Soooo, I want to make our windows application open a file in a windows folder, run a test script, close that file, open the next file in that same folder. Repeat
Eventually opening each file in the test folder.
Make sense? I get the Repeat command but how do you point to a folder as a source and then say “open each file in order”?
Thanks for any help!
Have you looked at the files function? It returns a list of files contained in the folder you specify. You can iterate through that list.
Thought this may help too…
repeat with each item file in the files of folder
Untested, but pray tell it works.
The files() function is exactly what you want to use… if you’re working with files on the local Mac where Eggplant is running. It can also access files on remote computers if those file systems are mounted locally across the network.
On the other hand, to get your application on the SUT to open different files, you’ll have to find a way to cycle through them in the same way a user would. My guess is that the simplest way to do this may be to open the folder in Windows Explorer, select the first file and open it. Then when you’re done processing the file, return to Windows Explorer and select the next file by typing a down-arrow and open it, etc. I don’t have access to a Windows machine right now to see exactly how this might work, but you may want to try something along those lines.
Very nice suggestions all! I think the best for our situation is to cycle through the ones on the SUT using the down arrow. Since these are Windows files, windows executable…etc… thanks!
Oops! I answered the wrong question.
I’m curious now. You can use dnarrow, but then how do you determine you’re at the end of the list?
I can imagine a ENDKEY, theend=CaptureScreen, HOMEKEY, dnarrow until CaptureScreen = “theend”.
But that seems pretty wacky.
If these are executables you’re running, then you could make your own .exe that pops up a window “End of list dummy” and then look for that. You would have to name this something to put it at the end, like ___endoflist.exe. That seems even more odd.
There must be a better way!

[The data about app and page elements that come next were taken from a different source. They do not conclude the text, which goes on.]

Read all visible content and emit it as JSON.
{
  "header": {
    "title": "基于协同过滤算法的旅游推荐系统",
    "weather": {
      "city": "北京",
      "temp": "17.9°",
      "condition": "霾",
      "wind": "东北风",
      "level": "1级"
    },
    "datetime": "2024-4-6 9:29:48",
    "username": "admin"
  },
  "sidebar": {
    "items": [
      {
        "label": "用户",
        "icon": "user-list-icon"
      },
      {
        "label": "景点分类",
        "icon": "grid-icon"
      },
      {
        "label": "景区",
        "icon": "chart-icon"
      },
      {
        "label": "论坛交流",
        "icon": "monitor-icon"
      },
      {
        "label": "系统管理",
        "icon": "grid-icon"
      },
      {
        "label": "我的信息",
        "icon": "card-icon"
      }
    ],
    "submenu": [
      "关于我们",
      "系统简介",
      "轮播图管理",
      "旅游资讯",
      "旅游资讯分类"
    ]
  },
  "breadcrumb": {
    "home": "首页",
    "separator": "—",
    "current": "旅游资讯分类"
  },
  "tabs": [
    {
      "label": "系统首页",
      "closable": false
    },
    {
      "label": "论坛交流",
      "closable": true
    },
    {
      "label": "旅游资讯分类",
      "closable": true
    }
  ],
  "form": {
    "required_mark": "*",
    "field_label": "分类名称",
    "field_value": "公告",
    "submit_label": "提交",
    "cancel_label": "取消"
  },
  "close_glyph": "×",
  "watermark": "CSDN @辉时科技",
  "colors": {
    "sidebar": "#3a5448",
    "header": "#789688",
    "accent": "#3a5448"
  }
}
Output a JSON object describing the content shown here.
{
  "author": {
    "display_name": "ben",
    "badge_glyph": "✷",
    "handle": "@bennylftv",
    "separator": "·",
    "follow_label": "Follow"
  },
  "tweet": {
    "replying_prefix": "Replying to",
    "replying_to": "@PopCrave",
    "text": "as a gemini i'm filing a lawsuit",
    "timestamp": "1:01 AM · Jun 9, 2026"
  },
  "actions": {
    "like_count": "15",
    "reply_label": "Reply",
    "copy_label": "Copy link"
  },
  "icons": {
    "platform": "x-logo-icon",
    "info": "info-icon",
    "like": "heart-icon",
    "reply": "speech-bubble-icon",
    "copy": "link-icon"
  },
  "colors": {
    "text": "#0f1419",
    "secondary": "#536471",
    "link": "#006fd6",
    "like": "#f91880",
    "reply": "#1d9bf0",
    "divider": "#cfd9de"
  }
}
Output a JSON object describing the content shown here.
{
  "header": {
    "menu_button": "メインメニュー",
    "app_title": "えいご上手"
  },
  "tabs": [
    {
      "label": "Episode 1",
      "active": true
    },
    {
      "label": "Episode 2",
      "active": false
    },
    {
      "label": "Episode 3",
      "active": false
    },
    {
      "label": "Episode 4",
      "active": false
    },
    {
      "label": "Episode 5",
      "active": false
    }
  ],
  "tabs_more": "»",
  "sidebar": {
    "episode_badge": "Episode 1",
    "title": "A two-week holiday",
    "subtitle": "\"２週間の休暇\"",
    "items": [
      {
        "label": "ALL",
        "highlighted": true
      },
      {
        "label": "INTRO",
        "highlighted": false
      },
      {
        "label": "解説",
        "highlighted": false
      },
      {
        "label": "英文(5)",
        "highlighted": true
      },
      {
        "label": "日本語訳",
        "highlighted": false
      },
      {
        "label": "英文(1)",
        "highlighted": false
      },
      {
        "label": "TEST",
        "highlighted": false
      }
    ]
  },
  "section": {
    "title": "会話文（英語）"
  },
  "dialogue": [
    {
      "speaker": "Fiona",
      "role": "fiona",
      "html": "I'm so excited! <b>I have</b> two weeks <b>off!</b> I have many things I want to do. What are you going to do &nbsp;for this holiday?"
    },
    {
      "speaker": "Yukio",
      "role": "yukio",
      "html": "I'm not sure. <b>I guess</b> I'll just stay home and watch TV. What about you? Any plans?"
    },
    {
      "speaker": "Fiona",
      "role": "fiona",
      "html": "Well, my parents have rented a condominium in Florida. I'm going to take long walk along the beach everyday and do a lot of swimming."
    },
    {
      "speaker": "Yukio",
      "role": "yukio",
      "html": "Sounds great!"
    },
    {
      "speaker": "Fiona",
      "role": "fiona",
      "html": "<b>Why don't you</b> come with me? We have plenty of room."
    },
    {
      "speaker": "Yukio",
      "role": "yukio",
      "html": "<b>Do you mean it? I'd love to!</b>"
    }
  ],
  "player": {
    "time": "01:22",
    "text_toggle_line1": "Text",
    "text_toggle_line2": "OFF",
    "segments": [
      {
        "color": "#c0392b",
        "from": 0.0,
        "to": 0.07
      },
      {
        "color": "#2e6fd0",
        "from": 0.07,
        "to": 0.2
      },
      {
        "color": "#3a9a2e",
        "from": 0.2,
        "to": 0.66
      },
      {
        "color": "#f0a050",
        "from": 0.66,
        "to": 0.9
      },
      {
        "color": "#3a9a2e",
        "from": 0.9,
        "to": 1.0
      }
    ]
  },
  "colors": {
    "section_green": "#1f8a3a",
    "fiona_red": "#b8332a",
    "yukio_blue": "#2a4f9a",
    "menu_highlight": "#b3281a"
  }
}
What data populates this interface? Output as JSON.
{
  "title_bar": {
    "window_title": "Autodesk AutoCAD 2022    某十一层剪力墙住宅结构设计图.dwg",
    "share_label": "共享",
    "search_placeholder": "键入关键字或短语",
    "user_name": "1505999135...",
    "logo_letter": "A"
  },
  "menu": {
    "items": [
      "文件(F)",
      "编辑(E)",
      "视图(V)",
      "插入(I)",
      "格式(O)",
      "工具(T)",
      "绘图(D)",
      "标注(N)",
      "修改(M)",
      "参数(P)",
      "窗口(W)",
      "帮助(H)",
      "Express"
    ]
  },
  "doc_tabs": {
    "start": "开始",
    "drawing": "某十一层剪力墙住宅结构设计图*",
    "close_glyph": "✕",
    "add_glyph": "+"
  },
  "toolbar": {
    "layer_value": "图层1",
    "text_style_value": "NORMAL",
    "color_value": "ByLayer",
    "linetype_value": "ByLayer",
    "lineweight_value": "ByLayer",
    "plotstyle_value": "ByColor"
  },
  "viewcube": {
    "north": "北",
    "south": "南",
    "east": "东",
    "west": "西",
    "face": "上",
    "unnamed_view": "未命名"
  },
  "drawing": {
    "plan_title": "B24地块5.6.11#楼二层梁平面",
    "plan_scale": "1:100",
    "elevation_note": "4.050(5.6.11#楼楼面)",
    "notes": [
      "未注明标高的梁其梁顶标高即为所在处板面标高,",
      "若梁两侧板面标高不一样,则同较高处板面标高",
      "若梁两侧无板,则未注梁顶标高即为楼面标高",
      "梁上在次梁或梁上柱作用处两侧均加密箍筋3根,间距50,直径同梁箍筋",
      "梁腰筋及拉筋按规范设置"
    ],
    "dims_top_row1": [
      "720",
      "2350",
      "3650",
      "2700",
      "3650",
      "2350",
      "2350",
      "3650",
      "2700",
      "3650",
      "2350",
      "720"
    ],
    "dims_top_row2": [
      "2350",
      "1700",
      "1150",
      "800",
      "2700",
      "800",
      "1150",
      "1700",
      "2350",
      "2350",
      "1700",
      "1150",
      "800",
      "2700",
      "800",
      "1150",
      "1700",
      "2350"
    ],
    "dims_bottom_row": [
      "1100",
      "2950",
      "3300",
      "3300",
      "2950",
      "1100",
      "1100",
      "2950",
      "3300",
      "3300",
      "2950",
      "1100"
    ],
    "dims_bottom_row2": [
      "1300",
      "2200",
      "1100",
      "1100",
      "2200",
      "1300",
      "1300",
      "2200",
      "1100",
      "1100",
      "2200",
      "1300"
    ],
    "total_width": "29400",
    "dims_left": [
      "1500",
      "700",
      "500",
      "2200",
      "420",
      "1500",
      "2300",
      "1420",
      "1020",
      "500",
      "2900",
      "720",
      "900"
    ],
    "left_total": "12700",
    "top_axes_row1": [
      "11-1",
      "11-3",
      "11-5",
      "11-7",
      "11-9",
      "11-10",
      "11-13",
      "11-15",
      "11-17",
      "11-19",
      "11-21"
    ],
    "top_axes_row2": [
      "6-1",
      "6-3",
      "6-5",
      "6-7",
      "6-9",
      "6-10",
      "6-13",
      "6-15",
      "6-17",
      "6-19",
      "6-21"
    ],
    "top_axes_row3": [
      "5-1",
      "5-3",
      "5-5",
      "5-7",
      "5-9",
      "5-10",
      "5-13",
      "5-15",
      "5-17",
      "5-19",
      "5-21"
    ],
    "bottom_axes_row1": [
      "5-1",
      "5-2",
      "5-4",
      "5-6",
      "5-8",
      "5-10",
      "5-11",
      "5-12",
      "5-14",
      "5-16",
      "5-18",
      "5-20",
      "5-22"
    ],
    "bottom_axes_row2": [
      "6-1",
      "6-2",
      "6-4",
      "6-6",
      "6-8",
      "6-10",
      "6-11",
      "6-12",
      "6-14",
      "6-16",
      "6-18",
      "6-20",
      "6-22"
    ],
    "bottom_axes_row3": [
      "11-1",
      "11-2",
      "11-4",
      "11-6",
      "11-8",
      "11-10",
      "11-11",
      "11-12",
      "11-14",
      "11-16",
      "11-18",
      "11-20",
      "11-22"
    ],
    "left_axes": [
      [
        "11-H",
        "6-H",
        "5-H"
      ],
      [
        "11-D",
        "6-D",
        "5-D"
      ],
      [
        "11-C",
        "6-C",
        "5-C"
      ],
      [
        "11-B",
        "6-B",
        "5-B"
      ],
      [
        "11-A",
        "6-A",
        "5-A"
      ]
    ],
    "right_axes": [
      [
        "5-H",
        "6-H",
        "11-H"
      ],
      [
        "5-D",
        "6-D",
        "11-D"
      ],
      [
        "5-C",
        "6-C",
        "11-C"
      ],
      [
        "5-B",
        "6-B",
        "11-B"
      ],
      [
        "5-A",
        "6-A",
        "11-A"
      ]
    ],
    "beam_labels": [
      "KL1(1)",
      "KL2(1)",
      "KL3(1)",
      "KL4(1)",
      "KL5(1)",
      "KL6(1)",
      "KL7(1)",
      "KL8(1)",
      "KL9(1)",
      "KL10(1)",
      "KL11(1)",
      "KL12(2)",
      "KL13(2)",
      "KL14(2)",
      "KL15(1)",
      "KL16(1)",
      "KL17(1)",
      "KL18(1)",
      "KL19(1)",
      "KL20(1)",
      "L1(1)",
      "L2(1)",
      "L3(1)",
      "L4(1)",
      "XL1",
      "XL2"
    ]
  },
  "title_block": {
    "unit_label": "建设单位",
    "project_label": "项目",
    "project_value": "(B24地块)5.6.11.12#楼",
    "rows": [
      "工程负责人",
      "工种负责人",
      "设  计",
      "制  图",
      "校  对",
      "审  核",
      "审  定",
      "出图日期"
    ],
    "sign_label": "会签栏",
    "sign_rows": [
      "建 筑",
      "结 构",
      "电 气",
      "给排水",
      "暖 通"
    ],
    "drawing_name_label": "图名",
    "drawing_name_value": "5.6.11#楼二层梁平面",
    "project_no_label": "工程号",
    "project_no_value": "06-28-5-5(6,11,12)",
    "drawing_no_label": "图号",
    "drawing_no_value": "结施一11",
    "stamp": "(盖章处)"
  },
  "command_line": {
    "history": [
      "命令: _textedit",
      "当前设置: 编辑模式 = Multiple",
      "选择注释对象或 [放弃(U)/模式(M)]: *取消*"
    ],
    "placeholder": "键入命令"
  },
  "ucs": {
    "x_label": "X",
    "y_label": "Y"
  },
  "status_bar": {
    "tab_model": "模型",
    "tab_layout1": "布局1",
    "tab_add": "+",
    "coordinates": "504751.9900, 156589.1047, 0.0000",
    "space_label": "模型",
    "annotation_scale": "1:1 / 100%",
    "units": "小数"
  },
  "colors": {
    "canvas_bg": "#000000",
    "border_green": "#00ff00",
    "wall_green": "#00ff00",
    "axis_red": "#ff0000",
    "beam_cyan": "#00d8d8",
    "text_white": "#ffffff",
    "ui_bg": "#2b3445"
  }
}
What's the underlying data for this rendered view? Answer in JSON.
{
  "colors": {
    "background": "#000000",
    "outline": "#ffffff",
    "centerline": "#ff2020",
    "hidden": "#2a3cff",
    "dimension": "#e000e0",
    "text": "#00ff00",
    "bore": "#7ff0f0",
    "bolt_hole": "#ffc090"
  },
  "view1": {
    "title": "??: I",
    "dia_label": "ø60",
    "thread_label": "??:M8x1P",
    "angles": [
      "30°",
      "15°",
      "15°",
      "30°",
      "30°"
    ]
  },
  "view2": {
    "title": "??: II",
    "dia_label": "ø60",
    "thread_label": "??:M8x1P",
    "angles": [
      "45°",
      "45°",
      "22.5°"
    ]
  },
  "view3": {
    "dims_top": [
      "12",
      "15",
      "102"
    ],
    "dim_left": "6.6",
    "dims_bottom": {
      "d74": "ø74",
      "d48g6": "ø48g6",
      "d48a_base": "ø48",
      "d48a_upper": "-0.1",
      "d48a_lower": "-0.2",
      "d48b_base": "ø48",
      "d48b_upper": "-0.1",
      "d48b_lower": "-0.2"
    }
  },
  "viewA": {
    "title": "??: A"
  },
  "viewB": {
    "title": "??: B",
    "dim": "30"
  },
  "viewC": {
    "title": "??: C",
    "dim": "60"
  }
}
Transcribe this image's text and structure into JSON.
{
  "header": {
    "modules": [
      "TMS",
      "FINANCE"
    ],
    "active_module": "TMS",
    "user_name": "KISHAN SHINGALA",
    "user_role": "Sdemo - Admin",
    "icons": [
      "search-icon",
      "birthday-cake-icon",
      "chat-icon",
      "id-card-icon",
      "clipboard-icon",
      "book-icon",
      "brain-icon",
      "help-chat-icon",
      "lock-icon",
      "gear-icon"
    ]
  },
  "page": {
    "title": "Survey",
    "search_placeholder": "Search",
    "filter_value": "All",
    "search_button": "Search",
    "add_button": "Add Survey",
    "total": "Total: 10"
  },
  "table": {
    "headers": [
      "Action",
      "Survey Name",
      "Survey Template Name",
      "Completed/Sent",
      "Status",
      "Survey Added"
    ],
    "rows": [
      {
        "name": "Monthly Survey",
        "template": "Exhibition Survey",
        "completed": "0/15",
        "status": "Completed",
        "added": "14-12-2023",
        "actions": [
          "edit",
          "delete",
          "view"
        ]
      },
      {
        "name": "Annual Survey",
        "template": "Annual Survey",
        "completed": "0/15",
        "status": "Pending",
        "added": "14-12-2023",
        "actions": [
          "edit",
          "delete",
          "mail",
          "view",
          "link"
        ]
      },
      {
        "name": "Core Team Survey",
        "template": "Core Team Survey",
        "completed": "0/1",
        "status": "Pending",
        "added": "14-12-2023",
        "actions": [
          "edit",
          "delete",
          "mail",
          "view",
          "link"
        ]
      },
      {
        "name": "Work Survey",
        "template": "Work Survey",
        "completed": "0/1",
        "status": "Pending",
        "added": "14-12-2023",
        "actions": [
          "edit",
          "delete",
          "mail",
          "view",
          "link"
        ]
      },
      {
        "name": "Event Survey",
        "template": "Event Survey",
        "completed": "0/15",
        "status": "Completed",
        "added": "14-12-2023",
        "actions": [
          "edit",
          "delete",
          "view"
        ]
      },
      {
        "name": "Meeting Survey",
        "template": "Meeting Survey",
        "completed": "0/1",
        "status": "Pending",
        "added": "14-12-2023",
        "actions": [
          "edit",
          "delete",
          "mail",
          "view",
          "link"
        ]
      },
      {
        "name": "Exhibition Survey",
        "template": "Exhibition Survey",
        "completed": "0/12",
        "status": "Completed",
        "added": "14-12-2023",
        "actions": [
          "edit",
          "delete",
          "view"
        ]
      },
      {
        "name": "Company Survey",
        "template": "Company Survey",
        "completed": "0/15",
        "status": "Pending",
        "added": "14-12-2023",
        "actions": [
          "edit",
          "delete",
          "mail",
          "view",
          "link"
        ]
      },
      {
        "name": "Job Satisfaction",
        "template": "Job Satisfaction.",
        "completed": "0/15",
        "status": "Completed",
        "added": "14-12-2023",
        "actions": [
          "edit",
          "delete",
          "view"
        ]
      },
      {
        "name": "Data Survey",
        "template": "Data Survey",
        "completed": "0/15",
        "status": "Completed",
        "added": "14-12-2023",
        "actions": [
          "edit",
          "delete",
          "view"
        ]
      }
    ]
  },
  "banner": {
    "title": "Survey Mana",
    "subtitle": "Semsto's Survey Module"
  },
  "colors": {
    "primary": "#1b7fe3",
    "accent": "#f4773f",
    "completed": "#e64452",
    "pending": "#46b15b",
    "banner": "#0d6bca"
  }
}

( And if you’re dnarrow, ENTERKEYing the whole way how do you keep from accidentally navigating into a sub-directory? )
Files generally have unique file paths that describe their location on a heirarchical file system, and thus in any given folder you can not have duplicate file names with the exact same name (backups often have ~ after them, or hidden files have “.” in front, at least in the world of linux/unix, and .bck in the windows world). This makes it easy to verify that you are at the end, since the only time you will have a duplicate selection on the remote host in a file system browser (in details view), is at the beginning or end of a loop using the up or down arrow keys.
I hope this helps.